[Interface dataset entries]

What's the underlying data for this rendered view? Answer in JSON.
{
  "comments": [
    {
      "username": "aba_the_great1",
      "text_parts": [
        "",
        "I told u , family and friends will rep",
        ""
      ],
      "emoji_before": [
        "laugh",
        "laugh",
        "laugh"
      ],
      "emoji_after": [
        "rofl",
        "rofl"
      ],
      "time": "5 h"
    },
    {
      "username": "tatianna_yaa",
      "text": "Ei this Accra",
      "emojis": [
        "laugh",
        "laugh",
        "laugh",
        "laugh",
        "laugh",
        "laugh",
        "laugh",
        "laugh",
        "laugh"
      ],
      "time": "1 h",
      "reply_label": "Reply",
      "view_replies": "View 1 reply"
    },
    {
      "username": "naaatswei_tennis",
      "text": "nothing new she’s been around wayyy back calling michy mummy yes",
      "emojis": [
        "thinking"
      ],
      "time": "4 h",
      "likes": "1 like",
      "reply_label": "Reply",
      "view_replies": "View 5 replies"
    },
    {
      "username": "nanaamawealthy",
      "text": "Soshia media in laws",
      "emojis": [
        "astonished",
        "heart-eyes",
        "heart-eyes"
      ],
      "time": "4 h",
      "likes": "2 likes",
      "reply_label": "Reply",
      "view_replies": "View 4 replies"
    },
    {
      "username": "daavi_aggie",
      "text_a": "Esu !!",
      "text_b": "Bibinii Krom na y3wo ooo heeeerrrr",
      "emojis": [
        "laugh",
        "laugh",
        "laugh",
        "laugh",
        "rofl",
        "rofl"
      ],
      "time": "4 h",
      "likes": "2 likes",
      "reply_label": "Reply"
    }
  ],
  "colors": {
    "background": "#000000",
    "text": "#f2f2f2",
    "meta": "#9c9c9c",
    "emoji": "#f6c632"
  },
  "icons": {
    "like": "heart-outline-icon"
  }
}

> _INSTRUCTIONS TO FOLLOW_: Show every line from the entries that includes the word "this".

> _REPLY TO THE EXERCISE_:
What's the underlying data for this rendered view? Answer in JSON.
      "text": "Ei this Accra",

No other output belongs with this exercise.